WHAT YOU WILL DO: The entries below are to be given back exactly, with images excluded.

MATERIAL FOR THE TASK:

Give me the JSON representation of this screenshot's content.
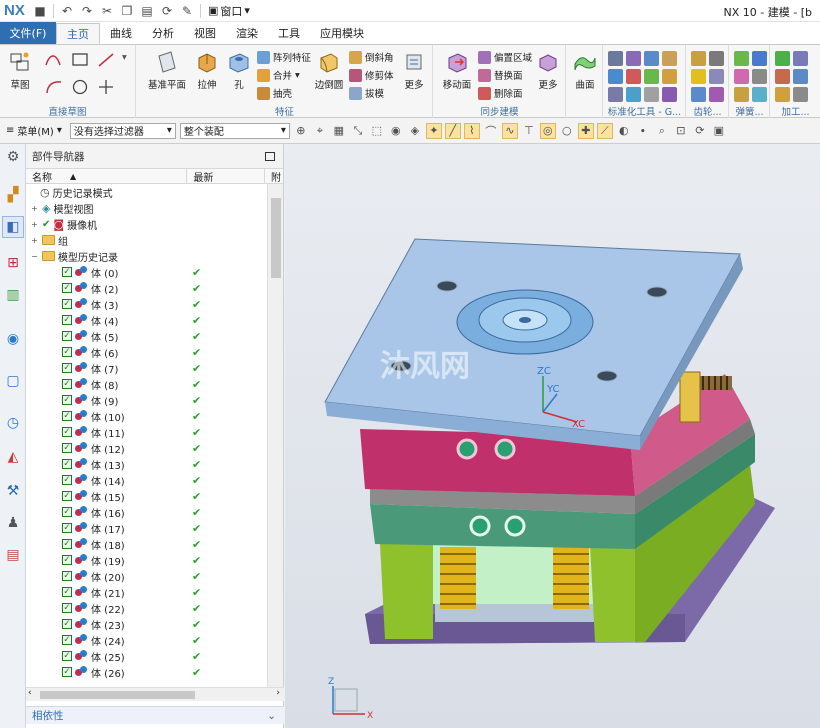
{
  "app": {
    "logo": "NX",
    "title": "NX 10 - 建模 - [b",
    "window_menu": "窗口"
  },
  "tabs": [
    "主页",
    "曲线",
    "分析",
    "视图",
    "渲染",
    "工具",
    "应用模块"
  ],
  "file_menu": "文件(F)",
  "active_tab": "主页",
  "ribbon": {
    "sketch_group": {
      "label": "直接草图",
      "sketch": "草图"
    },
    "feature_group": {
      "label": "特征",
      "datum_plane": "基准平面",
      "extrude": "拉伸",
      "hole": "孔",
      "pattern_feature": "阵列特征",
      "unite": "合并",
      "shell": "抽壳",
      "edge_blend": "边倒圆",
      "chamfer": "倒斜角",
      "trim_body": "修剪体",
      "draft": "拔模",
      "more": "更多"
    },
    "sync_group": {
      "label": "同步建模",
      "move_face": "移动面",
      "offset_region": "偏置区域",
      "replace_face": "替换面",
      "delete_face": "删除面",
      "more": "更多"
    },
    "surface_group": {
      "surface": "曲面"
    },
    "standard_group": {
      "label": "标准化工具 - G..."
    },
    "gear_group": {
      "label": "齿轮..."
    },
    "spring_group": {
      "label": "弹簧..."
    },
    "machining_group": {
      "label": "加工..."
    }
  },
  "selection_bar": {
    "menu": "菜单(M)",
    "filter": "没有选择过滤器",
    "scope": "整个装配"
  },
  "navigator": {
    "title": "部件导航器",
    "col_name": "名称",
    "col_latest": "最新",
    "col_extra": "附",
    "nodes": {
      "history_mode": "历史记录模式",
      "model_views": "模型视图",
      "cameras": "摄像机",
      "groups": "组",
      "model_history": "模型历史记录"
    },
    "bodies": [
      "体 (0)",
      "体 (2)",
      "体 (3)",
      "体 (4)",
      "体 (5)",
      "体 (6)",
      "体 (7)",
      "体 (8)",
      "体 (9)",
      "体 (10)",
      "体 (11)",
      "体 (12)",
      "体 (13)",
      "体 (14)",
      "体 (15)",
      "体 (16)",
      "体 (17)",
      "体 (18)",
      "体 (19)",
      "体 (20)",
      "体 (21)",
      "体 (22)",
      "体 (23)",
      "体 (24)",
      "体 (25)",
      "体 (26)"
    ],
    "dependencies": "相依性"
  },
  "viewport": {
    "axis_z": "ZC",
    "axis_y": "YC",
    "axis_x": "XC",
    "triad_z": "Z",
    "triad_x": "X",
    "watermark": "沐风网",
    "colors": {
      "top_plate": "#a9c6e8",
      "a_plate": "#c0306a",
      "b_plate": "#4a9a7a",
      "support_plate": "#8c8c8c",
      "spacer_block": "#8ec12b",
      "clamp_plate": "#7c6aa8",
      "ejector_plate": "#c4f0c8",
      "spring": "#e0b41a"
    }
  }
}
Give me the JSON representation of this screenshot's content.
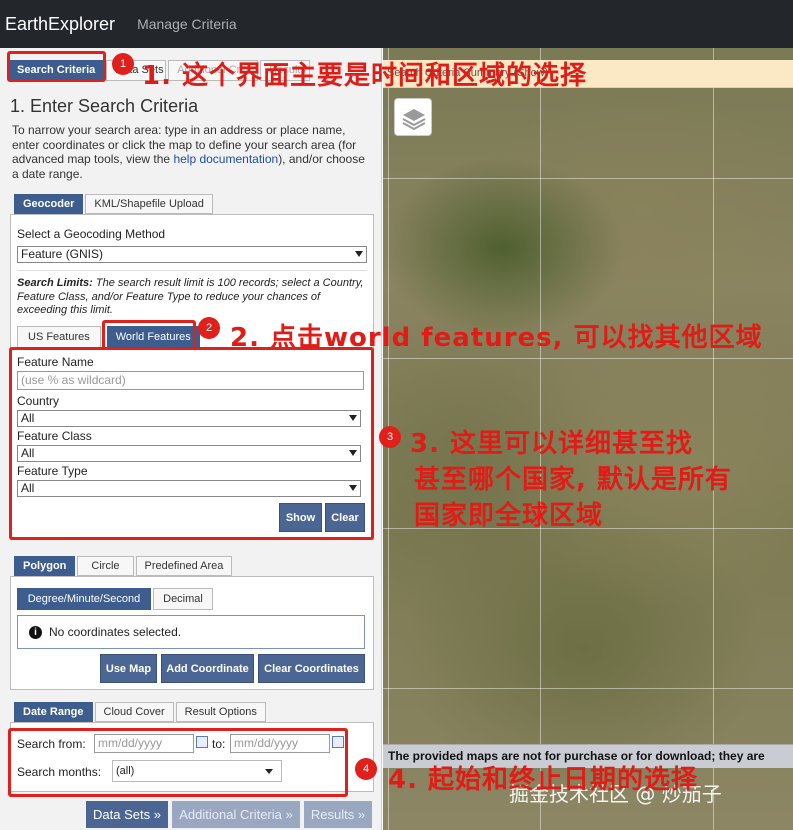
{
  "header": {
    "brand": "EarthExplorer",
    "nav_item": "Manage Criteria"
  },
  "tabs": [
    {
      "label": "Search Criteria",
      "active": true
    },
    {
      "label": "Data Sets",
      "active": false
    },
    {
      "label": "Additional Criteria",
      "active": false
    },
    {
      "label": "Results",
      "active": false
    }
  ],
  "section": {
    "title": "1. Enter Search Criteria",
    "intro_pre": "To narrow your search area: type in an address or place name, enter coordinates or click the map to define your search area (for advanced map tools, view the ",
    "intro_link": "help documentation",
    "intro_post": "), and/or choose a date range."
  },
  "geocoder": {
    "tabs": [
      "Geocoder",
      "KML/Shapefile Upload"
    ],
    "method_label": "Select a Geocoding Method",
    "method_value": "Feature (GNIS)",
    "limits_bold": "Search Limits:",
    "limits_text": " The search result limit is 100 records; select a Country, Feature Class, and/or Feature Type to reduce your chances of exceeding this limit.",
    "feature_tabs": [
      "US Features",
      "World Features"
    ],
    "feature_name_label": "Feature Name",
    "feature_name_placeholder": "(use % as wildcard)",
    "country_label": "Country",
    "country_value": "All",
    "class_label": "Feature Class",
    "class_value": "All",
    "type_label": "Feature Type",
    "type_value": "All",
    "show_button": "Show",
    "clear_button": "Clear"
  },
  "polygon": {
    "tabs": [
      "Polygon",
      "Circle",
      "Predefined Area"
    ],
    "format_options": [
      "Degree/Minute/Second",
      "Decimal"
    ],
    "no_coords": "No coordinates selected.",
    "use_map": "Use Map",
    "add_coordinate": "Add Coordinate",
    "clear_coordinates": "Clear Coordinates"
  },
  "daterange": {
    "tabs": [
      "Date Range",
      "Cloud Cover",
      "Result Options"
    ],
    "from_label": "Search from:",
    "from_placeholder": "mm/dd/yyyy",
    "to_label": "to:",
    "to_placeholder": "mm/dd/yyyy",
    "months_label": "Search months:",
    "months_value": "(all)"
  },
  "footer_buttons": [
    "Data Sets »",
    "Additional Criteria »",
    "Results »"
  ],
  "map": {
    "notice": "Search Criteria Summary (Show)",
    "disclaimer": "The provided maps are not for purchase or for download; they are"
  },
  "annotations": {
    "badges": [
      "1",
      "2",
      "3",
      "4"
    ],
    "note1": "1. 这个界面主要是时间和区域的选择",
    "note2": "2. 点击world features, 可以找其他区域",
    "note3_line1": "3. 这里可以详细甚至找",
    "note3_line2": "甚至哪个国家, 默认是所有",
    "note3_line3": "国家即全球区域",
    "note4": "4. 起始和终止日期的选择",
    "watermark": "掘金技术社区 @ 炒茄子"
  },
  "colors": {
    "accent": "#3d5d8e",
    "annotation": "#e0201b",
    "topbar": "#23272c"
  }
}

WRITTEN ANSWER:
Give me the JSON representation of this screenshot's content.
{
  "app": {
    "logo": "NX",
    "title": "NX 10 - 建模 - [b",
    "window_menu": "窗口"
  },
  "tabs": [
    "主页",
    "曲线",
    "分析",
    "视图",
    "渲染",
    "工具",
    "应用模块"
  ],
  "file_menu": "文件(F)",
  "active_tab": "主页",
  "ribbon": {
    "sketch_group": {
      "label": "直接草图",
      "sketch": "草图"
    },
    "feature_group": {
      "label": "特征",
      "datum_plane": "基准平面",
      "extrude": "拉伸",
      "hole": "孔",
      "pattern_feature": "阵列特征",
      "unite": "合并",
      "shell": "抽壳",
      "edge_blend": "边倒圆",
      "chamfer": "倒斜角",
      "trim_body": "修剪体",
      "draft": "拔模",
      "more": "更多"
    },
    "sync_group": {
      "label": "同步建模",
      "move_face": "移动面",
      "offset_region": "偏置区域",
      "replace_face": "替换面",
      "delete_face": "删除面",
      "more": "更多"
    },
    "surface_group": {
      "surface": "曲面"
    },
    "standard_group": {
      "label": "标准化工具 - G..."
    },
    "gear_group": {
      "label": "齿轮..."
    },
    "spring_group": {
      "label": "弹簧..."
    },
    "machining_group": {
      "label": "加工..."
    }
  },
  "selection_bar": {
    "menu": "菜单(M)",
    "filter": "没有选择过滤器",
    "scope": "整个装配"
  },
  "navigator": {
    "title": "部件导航器",
    "col_name": "名称",
    "col_latest": "最新",
    "col_extra": "附",
    "nodes": {
      "history_mode": "历史记录模式",
      "model_views": "模型视图",
      "cameras": "摄像机",
      "groups": "组",
      "model_history": "模型历史记录"
    },
    "bodies": [
      "体 (0)",
      "体 (2)",
      "体 (3)",
      "体 (4)",
      "体 (5)",
      "体 (6)",
      "体 (7)",
      "体 (8)",
      "体 (9)",
      "体 (10)",
      "体 (11)",
      "体 (12)",
      "体 (13)",
      "体 (14)",
      "体 (15)",
      "体 (16)",
      "体 (17)",
      "体 (18)",
      "体 (19)",
      "体 (20)",
      "体 (21)",
      "体 (22)",
      "体 (23)",
      "体 (24)",
      "体 (25)",
      "体 (26)"
    ],
    "dependencies": "相依性"
  },
  "viewport": {
    "axis_z": "ZC",
    "axis_y": "YC",
    "axis_x": "XC",
    "triad_z": "Z",
    "triad_x": "X",
    "watermark": "沐风网",
    "colors": {
      "top_plate": "#a9c6e8",
      "a_plate": "#c0306a",
      "b_plate": "#4a9a7a",
      "support_plate": "#8c8c8c",
      "spacer_block": "#8ec12b",
      "clamp_plate": "#7c6aa8",
      "ejector_plate": "#c4f0c8",
      "spring": "#e0b41a"
    }
  }
}
Give me the JSON representation of this screenshot's content.
{
  "header": {
    "brand": "EarthExplorer",
    "nav_item": "Manage Criteria"
  },
  "tabs": [
    {
      "label": "Search Criteria",
      "active": true
    },
    {
      "label": "Data Sets",
      "active": false
    },
    {
      "label": "Additional Criteria",
      "active": false
    },
    {
      "label": "Results",
      "active": false
    }
  ],
  "section": {
    "title": "1. Enter Search Criteria",
    "intro_pre": "To narrow your search area: type in an address or place name, enter coordinates or click the map to define your search area (for advanced map tools, view the ",
    "intro_link": "help documentation",
    "intro_post": "), and/or choose a date range."
  },
  "geocoder": {
    "tabs": [
      "Geocoder",
      "KML/Shapefile Upload"
    ],
    "method_label": "Select a Geocoding Method",
    "method_value": "Feature (GNIS)",
    "limits_bold": "Search Limits:",
    "limits_text": " The search result limit is 100 records; select a Country, Feature Class, and/or Feature Type to reduce your chances of exceeding this limit.",
    "feature_tabs": [
      "US Features",
      "World Features"
    ],
    "feature_name_label": "Feature Name",
    "feature_name_placeholder": "(use % as wildcard)",
    "country_label": "Country",
    "country_value": "All",
    "class_label": "Feature Class",
    "class_value": "All",
    "type_label": "Feature Type",
    "type_value": "All",
    "show_button": "Show",
    "clear_button": "Clear"
  },
  "polygon": {
    "tabs": [
      "Polygon",
      "Circle",
      "Predefined Area"
    ],
    "format_options": [
      "Degree/Minute/Second",
      "Decimal"
    ],
    "no_coords": "No coordinates selected.",
    "use_map": "Use Map",
    "add_coordinate": "Add Coordinate",
    "clear_coordinates": "Clear Coordinates"
  },
  "daterange": {
    "tabs": [
      "Date Range",
      "Cloud Cover",
      "Result Options"
    ],
    "from_label": "Search from:",
    "from_placeholder": "mm/dd/yyyy",
    "to_label": "to:",
    "to_placeholder": "mm/dd/yyyy",
    "months_label": "Search months:",
    "months_value": "(all)"
  },
  "footer_buttons": [
    "Data Sets »",
    "Additional Criteria »",
    "Results »"
  ],
  "map": {
    "notice": "Search Criteria Summary (Show)",
    "disclaimer": "The provided maps are not for purchase or for download; they are"
  },
  "annotations": {
    "badges": [
      "1",
      "2",
      "3",
      "4"
    ],
    "note1": "1. 这个界面主要是时间和区域的选择",
    "note2": "2. 点击world features, 可以找其他区域",
    "note3_line1": "3. 这里可以详细甚至找",
    "note3_line2": "甚至哪个国家, 默认是所有",
    "note3_line3": "国家即全球区域",
    "note4": "4. 起始和终止日期的选择",
    "watermark": "掘金技术社区 @ 炒茄子"
  },
  "colors": {
    "accent": "#3d5d8e",
    "annotation": "#e0201b",
    "topbar": "#23272c"
  }
}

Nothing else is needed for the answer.